# DESCRIPTION OF THE TASK:
A word-for-word copy of the listing is needed. Retype it in full.

◆ ◆ ◆

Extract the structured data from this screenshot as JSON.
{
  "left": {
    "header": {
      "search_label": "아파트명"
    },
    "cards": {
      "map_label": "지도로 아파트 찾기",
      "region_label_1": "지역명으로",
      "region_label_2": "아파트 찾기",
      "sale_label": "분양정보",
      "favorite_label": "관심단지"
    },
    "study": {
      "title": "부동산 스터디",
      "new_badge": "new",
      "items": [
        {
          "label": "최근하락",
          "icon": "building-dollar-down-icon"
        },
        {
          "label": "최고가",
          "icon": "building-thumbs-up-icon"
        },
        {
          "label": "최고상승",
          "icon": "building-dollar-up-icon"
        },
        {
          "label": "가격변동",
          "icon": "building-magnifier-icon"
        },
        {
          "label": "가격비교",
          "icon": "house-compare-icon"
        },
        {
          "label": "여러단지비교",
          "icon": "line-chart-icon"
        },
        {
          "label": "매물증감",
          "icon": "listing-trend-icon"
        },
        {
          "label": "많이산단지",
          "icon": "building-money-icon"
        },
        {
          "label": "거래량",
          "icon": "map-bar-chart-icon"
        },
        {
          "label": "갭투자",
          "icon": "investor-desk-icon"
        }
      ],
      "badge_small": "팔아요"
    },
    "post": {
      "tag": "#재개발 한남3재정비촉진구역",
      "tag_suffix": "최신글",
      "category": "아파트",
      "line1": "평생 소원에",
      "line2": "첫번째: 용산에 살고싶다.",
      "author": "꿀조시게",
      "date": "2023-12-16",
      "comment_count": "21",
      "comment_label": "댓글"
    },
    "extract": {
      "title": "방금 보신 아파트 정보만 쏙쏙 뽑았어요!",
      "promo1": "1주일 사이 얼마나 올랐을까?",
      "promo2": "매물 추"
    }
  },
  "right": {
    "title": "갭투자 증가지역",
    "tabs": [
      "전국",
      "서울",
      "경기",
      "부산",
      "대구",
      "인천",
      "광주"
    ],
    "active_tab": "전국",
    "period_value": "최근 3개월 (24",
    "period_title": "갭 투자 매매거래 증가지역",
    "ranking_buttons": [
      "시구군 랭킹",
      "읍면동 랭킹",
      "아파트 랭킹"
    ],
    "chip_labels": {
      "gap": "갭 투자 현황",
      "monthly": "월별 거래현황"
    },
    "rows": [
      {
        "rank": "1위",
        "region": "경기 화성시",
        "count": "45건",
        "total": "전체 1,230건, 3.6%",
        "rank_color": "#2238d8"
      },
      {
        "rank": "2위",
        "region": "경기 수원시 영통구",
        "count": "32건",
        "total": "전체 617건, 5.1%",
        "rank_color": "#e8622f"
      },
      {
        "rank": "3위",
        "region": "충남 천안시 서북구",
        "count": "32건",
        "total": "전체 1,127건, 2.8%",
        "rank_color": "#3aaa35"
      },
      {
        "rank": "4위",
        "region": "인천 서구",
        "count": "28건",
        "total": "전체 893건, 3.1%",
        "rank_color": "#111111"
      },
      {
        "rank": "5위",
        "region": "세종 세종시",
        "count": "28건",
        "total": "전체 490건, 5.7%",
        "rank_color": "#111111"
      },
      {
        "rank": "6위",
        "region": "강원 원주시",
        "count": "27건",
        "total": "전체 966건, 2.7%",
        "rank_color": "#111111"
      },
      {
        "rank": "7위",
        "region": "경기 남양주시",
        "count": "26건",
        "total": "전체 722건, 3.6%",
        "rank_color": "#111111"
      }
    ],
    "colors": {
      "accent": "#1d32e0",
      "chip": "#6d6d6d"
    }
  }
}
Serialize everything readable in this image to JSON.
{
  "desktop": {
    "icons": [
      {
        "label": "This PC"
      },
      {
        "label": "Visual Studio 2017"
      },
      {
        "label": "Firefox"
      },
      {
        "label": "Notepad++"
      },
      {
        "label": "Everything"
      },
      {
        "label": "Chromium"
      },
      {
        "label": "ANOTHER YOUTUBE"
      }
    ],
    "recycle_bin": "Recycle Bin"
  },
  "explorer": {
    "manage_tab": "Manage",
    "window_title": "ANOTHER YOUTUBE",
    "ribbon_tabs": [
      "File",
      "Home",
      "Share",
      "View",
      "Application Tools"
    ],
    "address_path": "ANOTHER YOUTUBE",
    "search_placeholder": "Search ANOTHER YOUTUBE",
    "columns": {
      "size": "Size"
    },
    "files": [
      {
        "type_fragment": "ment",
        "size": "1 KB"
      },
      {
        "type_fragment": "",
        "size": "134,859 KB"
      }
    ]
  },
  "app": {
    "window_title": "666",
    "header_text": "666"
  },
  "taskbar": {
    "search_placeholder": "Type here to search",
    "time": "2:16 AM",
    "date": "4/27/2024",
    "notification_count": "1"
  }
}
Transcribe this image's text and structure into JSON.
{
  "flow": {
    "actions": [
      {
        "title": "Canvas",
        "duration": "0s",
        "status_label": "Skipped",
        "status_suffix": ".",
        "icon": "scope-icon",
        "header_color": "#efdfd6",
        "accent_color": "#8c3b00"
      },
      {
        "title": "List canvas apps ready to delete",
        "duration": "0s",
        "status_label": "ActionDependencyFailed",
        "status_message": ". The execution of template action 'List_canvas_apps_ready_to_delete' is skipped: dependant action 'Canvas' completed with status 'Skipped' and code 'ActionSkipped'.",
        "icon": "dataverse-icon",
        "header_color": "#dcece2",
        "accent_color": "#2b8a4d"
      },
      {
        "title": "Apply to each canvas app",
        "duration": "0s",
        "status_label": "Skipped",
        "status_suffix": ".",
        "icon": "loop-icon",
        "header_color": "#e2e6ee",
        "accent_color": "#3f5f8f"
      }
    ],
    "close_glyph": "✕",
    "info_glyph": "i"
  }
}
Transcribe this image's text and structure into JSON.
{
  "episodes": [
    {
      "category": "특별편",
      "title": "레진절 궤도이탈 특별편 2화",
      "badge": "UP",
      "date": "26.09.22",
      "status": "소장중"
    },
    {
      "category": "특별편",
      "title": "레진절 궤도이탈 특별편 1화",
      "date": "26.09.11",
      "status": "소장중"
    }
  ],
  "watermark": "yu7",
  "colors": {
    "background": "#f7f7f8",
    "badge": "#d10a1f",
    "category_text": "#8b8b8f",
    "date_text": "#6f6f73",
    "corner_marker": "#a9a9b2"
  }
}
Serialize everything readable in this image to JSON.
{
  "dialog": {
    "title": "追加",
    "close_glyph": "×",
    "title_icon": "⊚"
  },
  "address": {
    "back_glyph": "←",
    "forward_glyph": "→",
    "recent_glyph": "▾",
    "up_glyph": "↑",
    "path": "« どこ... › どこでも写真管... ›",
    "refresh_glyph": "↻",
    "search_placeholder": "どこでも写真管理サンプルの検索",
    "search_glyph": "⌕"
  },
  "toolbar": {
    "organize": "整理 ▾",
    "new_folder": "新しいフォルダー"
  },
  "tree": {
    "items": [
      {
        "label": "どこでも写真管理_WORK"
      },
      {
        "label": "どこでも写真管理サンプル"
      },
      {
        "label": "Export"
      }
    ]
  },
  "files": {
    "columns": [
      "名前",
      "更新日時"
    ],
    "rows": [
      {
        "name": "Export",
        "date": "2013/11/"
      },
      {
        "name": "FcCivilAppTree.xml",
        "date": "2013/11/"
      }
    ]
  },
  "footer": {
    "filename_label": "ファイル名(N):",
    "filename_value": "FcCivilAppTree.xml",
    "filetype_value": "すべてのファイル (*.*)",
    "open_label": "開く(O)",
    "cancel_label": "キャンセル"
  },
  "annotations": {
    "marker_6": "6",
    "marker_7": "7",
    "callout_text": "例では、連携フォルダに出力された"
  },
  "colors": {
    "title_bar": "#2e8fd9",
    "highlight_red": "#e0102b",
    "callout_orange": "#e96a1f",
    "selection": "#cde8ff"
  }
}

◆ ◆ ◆

# OUTPUT OF THE TASK:
Extract the structured data from this screenshot as JSON.
{
  "left": {
    "header": {
      "search_label": "아파트명"
    },
    "cards": {
      "map_label": "지도로 아파트 찾기",
      "region_label_1": "지역명으로",
      "region_label_2": "아파트 찾기",
      "sale_label": "분양정보",
      "favorite_label": "관심단지"
    },
    "study": {
      "title": "부동산 스터디",
      "new_badge": "new",
      "items": [
        {
          "label": "최근하락",
          "icon": "building-dollar-down-icon"
        },
        {
          "label": "최고가",
          "icon": "building-thumbs-up-icon"
        },
        {
          "label": "최고상승",
          "icon": "building-dollar-up-icon"
        },
        {
          "label": "가격변동",
          "icon": "building-magnifier-icon"
        },
        {
          "label": "가격비교",
          "icon": "house-compare-icon"
        },
        {
          "label": "여러단지비교",
          "icon": "line-chart-icon"
        },
        {
          "label": "매물증감",
          "icon": "listing-trend-icon"
        },
        {
          "label": "많이산단지",
          "icon": "building-money-icon"
        },
        {
          "label": "거래량",
          "icon": "map-bar-chart-icon"
        },
        {
          "label": "갭투자",
          "icon": "investor-desk-icon"
        }
      ],
      "badge_small": "팔아요"
    },
    "post": {
      "tag": "#재개발 한남3재정비촉진구역",
      "tag_suffix": "최신글",
      "category": "아파트",
      "line1": "평생 소원에",
      "line2": "첫번째: 용산에 살고싶다.",
      "author": "꿀조시게",
      "date": "2023-12-16",
      "comment_count": "21",
      "comment_label": "댓글"
    },
    "extract": {
      "title": "방금 보신 아파트 정보만 쏙쏙 뽑았어요!",
      "promo1": "1주일 사이 얼마나 올랐을까?",
      "promo2": "매물 추"
    }
  },
  "right": {
    "title": "갭투자 증가지역",
    "tabs": [
      "전국",
      "서울",
      "경기",
      "부산",
      "대구",
      "인천",
      "광주"
    ],
    "active_tab": "전국",
    "period_value": "최근 3개월 (24",
    "period_title": "갭 투자 매매거래 증가지역",
    "ranking_buttons": [
      "시구군 랭킹",
      "읍면동 랭킹",
      "아파트 랭킹"
    ],
    "chip_labels": {
      "gap": "갭 투자 현황",
      "monthly": "월별 거래현황"
    },
    "rows": [
      {
        "rank": "1위",
        "region": "경기 화성시",
        "count": "45건",
        "total": "전체 1,230건, 3.6%",
        "rank_color": "#2238d8"
      },
      {
        "rank": "2위",
        "region": "경기 수원시 영통구",
        "count": "32건",
        "total": "전체 617건, 5.1%",
        "rank_color": "#e8622f"
      },
      {
        "rank": "3위",
        "region": "충남 천안시 서북구",
        "count": "32건",
        "total": "전체 1,127건, 2.8%",
        "rank_color": "#3aaa35"
      },
      {
        "rank": "4위",
        "region": "인천 서구",
        "count": "28건",
        "total": "전체 893건, 3.1%",
        "rank_color": "#111111"
      },
      {
        "rank": "5위",
        "region": "세종 세종시",
        "count": "28건",
        "total": "전체 490건, 5.7%",
        "rank_color": "#111111"
      },
      {
        "rank": "6위",
        "region": "강원 원주시",
        "count": "27건",
        "total": "전체 966건, 2.7%",
        "rank_color": "#111111"
      },
      {
        "rank": "7위",
        "region": "경기 남양주시",
        "count": "26건",
        "total": "전체 722건, 3.6%",
        "rank_color": "#111111"
      }
    ],
    "colors": {
      "accent": "#1d32e0",
      "chip": "#6d6d6d"
    }
  }
}
Serialize everything readable in this image to JSON.
{
  "desktop": {
    "icons": [
      {
        "label": "This PC"
      },
      {
        "label": "Visual Studio 2017"
      },
      {
        "label": "Firefox"
      },
      {
        "label": "Notepad++"
      },
      {
        "label": "Everything"
      },
      {
        "label": "Chromium"
      },
      {
        "label": "ANOTHER YOUTUBE"
      }
    ],
    "recycle_bin": "Recycle Bin"
  },
  "explorer": {
    "manage_tab": "Manage",
    "window_title": "ANOTHER YOUTUBE",
    "ribbon_tabs": [
      "File",
      "Home",
      "Share",
      "View",
      "Application Tools"
    ],
    "address_path": "ANOTHER YOUTUBE",
    "search_placeholder": "Search ANOTHER YOUTUBE",
    "columns": {
      "size": "Size"
    },
    "files": [
      {
        "type_fragment": "ment",
        "size": "1 KB"
      },
      {
        "type_fragment": "",
        "size": "134,859 KB"
      }
    ]
  },
  "app": {
    "window_title": "666",
    "header_text": "666"
  },
  "taskbar": {
    "search_placeholder": "Type here to search",
    "time": "2:16 AM",
    "date": "4/27/2024",
    "notification_count": "1"
  }
}
Transcribe this image's text and structure into JSON.
{
  "flow": {
    "actions": [
      {
        "title": "Canvas",
        "duration": "0s",
        "status_label": "Skipped",
        "status_suffix": ".",
        "icon": "scope-icon",
        "header_color": "#efdfd6",
        "accent_color": "#8c3b00"
      },
      {
        "title": "List canvas apps ready to delete",
        "duration": "0s",
        "status_label": "ActionDependencyFailed",
        "status_message": ". The execution of template action 'List_canvas_apps_ready_to_delete' is skipped: dependant action 'Canvas' completed with status 'Skipped' and code 'ActionSkipped'.",
        "icon": "dataverse-icon",
        "header_color": "#dcece2",
        "accent_color": "#2b8a4d"
      },
      {
        "title": "Apply to each canvas app",
        "duration": "0s",
        "status_label": "Skipped",
        "status_suffix": ".",
        "icon": "loop-icon",
        "header_color": "#e2e6ee",
        "accent_color": "#3f5f8f"
      }
    ],
    "close_glyph": "✕",
    "info_glyph": "i"
  }
}
Transcribe this image's text and structure into JSON.
{
  "episodes": [
    {
      "category": "특별편",
      "title": "레진절 궤도이탈 특별편 2화",
      "badge": "UP",
      "date": "26.09.22",
      "status": "소장중"
    },
    {
      "category": "특별편",
      "title": "레진절 궤도이탈 특별편 1화",
      "date": "26.09.11",
      "status": "소장중"
    }
  ],
  "watermark": "yu7",
  "colors": {
    "background": "#f7f7f8",
    "badge": "#d10a1f",
    "category_text": "#8b8b8f",
    "date_text": "#6f6f73",
    "corner_marker": "#a9a9b2"
  }
}
Serialize everything readable in this image to JSON.
{
  "dialog": {
    "title": "追加",
    "close_glyph": "×",
    "title_icon": "⊚"
  },
  "address": {
    "back_glyph": "←",
    "forward_glyph": "→",
    "recent_glyph": "▾",
    "up_glyph": "↑",
    "path": "« どこ... › どこでも写真管... ›",
    "refresh_glyph": "↻",
    "search_placeholder": "どこでも写真管理サンプルの検索",
    "search_glyph": "⌕"
  },
  "toolbar": {
    "organize": "整理 ▾",
    "new_folder": "新しいフォルダー"
  },
  "tree": {
    "items": [
      {
        "label": "どこでも写真管理_WORK"
      },
      {
        "label": "どこでも写真管理サンプル"
      },
      {
        "label": "Export"
      }
    ]
  },
  "files": {
    "columns": [
      "名前",
      "更新日時"
    ],
    "rows": [
      {
        "name": "Export",
        "date": "2013/11/"
      },
      {
        "name": "FcCivilAppTree.xml",
        "date": "2013/11/"
      }
    ]
  },
  "footer": {
    "filename_label": "ファイル名(N):",
    "filename_value": "FcCivilAppTree.xml",
    "filetype_value": "すべてのファイル (*.*)",
    "open_label": "開く(O)",
    "cancel_label": "キャンセル"
  },
  "annotations": {
    "marker_6": "6",
    "marker_7": "7",
    "callout_text": "例では、連携フォルダに出力された"
  },
  "colors": {
    "title_bar": "#2e8fd9",
    "highlight_red": "#e0102b",
    "callout_orange": "#e96a1f",
    "selection": "#cde8ff"
  }
}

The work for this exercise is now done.